Sleep Apnea and Heart Disease
- People with untreated sleep apnea are 3 times more likely to have heart disease.
- Up to 70% of patients admitted to the hospital because of coronary artery disease were found to have sleep apnea.
- 23% of the morbidity of certain heart diseases are associated with sleep apnea and could possibly be eliminated if the sleep apnea were eliminated.
How is sleep apnea related to heart disease?
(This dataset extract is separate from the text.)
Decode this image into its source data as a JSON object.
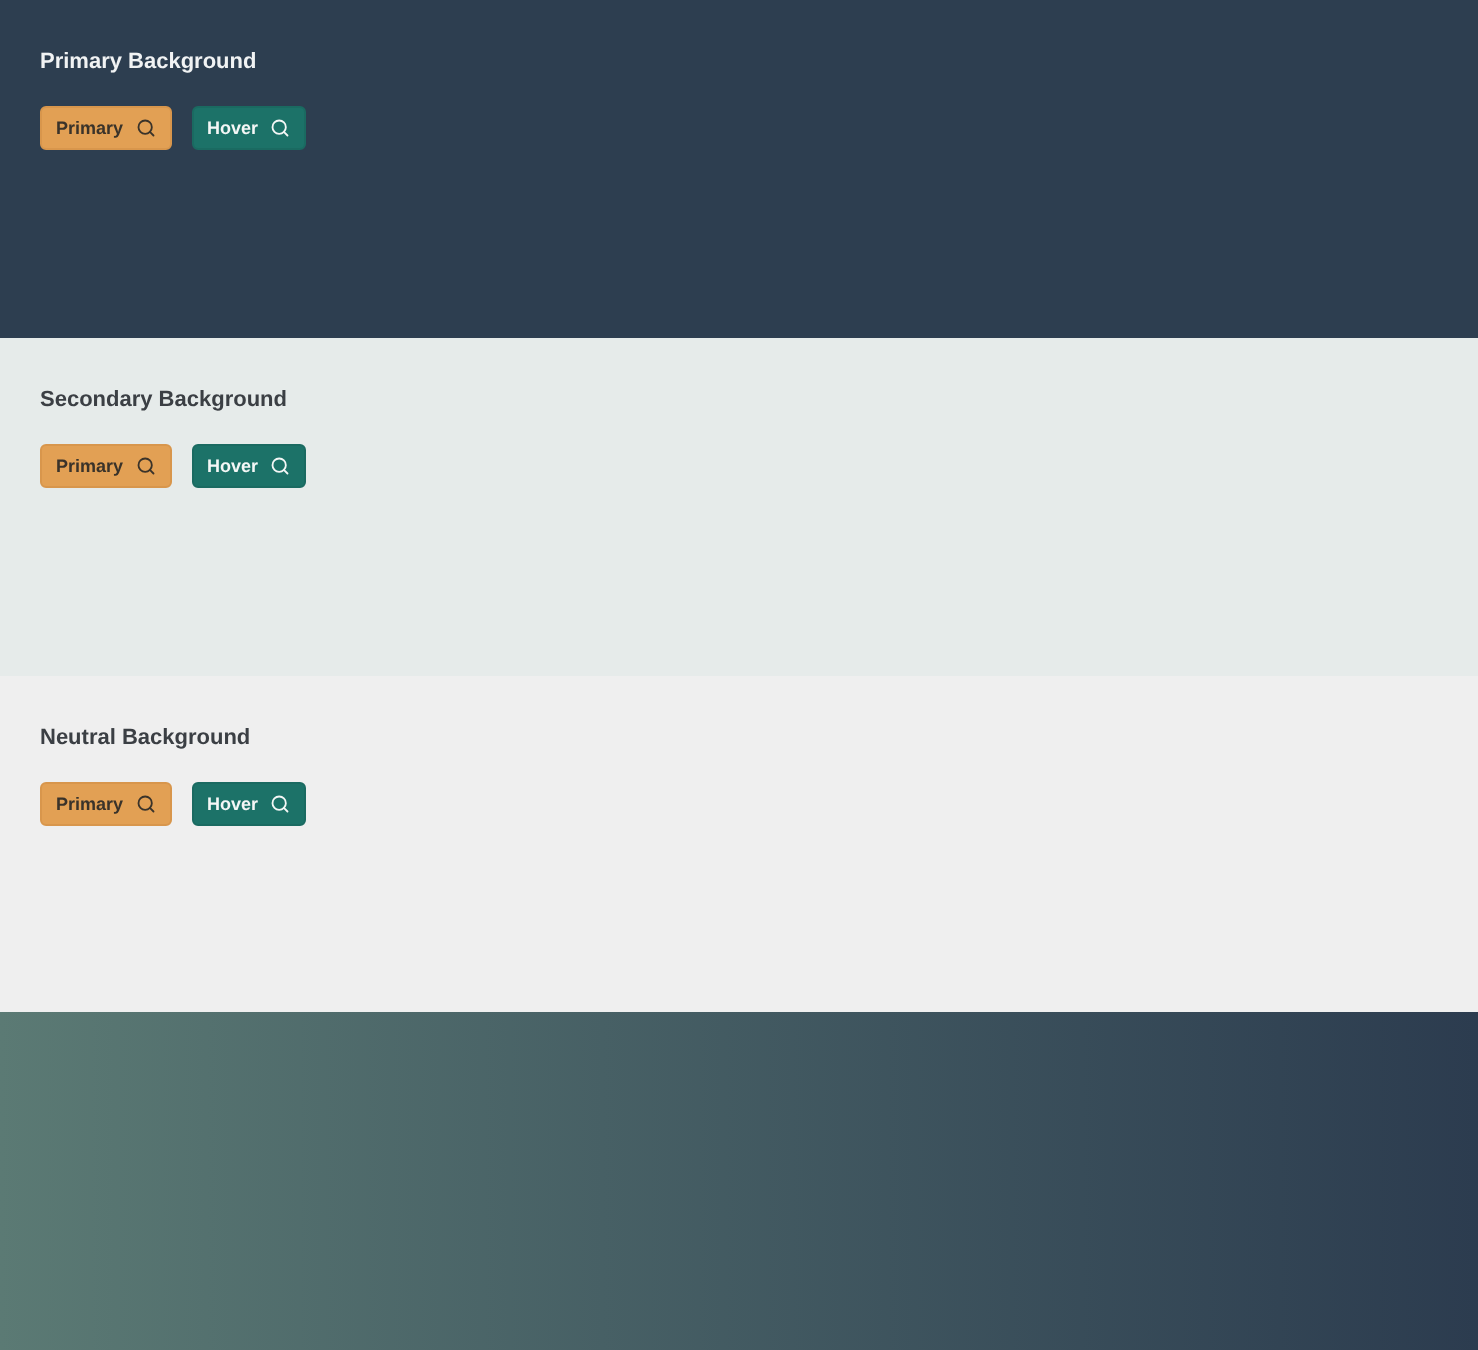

During an apnea event (pause in breathing) the oxygen levels in your body drop significantly. The brain partially wakes from sleep to send signals to the nervous system to constrict the blood vessels (tighten up) in order to increase the flow of oxygen to your heart and brain. Therefore, blood pressure increases at night to keep oxygen flowing to your heart and brain. For patients who do not have sleep apnea, their blood pressure drops ten to twenty percent during sleep. Whereas, patients with sleep apnea demonstrate an increase in blood pressure of ten to twenty percent.
The increased blood pressure during sleep frequently begins to overlap into periods of wakefulness. Although, blood pressure only needs to be increased at night for apnea patients when they require extra respiratory effort to get oxygen, these patients oftenend up with increased blood pressure at all times.
High blood pressure is a major risk factor for heart disease, stroke, heart attack, and many other medical problems, and sleep apnea is a major risk for high blood pressure.
One study found that men with severe Obstructive Sleep Apnea were 58% more likely to develop new congestive heart failure than men without sleep apnea. They also found that men aged 40-70 with an apnea-hypopnea index (AHI) of 30 or higher were 68% more likely to develop coronary heart disease than those with lower AHIs.
Treatment for sleep apnea can aid in lowering overall blood pressure.